TASK DIRECTIONS: Write out every record again, exactly.

EXERCISE INPUT:
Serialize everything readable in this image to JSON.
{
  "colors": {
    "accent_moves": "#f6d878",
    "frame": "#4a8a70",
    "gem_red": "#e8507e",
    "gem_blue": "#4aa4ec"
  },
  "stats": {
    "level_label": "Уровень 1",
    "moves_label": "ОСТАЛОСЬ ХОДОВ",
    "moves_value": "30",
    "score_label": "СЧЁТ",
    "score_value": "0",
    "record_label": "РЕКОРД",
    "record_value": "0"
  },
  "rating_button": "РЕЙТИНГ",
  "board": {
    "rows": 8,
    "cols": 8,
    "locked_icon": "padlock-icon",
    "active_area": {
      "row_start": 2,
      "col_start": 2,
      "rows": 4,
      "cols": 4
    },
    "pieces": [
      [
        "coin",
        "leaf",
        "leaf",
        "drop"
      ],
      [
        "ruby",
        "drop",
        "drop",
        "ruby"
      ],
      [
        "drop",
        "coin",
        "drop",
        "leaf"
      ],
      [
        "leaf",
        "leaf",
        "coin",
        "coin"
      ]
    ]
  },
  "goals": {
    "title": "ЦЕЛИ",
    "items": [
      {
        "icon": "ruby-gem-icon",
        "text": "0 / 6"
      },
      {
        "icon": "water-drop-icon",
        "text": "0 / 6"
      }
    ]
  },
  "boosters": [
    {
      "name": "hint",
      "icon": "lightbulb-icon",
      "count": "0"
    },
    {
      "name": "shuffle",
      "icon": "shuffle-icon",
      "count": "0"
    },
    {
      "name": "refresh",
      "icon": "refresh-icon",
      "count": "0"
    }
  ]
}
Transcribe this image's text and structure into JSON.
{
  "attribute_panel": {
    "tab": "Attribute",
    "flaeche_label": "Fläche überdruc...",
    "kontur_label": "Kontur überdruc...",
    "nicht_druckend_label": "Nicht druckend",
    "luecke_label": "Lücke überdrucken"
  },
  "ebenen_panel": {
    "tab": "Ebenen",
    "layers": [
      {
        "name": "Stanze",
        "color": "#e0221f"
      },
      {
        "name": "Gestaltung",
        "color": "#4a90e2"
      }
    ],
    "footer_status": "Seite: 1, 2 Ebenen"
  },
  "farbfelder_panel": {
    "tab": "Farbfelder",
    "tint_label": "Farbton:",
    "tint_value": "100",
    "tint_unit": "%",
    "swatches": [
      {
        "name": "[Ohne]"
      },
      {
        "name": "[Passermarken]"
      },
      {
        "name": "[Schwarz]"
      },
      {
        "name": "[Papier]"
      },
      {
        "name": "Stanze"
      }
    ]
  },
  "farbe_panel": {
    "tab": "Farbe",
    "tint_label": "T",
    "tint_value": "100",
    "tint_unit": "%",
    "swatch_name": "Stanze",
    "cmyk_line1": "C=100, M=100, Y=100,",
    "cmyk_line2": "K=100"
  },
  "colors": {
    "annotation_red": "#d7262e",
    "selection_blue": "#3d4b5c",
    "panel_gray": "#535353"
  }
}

SOLUTION TO THE PROBLEM:
Serialize everything readable in this image to JSON.
{
  "colors": {
    "accent_moves": "#f6d878",
    "frame": "#4a8a70",
    "gem_red": "#e8507e",
    "gem_blue": "#4aa4ec"
  },
  "stats": {
    "level_label": "Уровень 1",
    "moves_label": "ОСТАЛОСЬ ХОДОВ",
    "moves_value": "30",
    "score_label": "СЧЁТ",
    "score_value": "0",
    "record_label": "РЕКОРД",
    "record_value": "0"
  },
  "rating_button": "РЕЙТИНГ",
  "board": {
    "rows": 8,
    "cols": 8,
    "locked_icon": "padlock-icon",
    "active_area": {
      "row_start": 2,
      "col_start": 2,
      "rows": 4,
      "cols": 4
    },
    "pieces": [
      [
        "coin",
        "leaf",
        "leaf",
        "drop"
      ],
      [
        "ruby",
        "drop",
        "drop",
        "ruby"
      ],
      [
        "drop",
        "coin",
        "drop",
        "leaf"
      ],
      [
        "leaf",
        "leaf",
        "coin",
        "coin"
      ]
    ]
  },
  "goals": {
    "title": "ЦЕЛИ",
    "items": [
      {
        "icon": "ruby-gem-icon",
        "text": "0 / 6"
      },
      {
        "icon": "water-drop-icon",
        "text": "0 / 6"
      }
    ]
  },
  "boosters": [
    {
      "name": "hint",
      "icon": "lightbulb-icon",
      "count": "0"
    },
    {
      "name": "shuffle",
      "icon": "shuffle-icon",
      "count": "0"
    },
    {
      "name": "refresh",
      "icon": "refresh-icon",
      "count": "0"
    }
  ]
}
Transcribe this image's text and structure into JSON.
{
  "attribute_panel": {
    "tab": "Attribute",
    "flaeche_label": "Fläche überdruc...",
    "kontur_label": "Kontur überdruc...",
    "nicht_druckend_label": "Nicht druckend",
    "luecke_label": "Lücke überdrucken"
  },
  "ebenen_panel": {
    "tab": "Ebenen",
    "layers": [
      {
        "name": "Stanze",
        "color": "#e0221f"
      },
      {
        "name": "Gestaltung",
        "color": "#4a90e2"
      }
    ],
    "footer_status": "Seite: 1, 2 Ebenen"
  },
  "farbfelder_panel": {
    "tab": "Farbfelder",
    "tint_label": "Farbton:",
    "tint_value": "100",
    "tint_unit": "%",
    "swatches": [
      {
        "name": "[Ohne]"
      },
      {
        "name": "[Passermarken]"
      },
      {
        "name": "[Schwarz]"
      },
      {
        "name": "[Papier]"
      },
      {
        "name": "Stanze"
      }
    ]
  },
  "farbe_panel": {
    "tab": "Farbe",
    "tint_label": "T",
    "tint_value": "100",
    "tint_unit": "%",
    "swatch_name": "Stanze",
    "cmyk_line1": "C=100, M=100, Y=100,",
    "cmyk_line2": "K=100"
  },
  "colors": {
    "annotation_red": "#d7262e",
    "selection_blue": "#3d4b5c",
    "panel_gray": "#535353"
  }
}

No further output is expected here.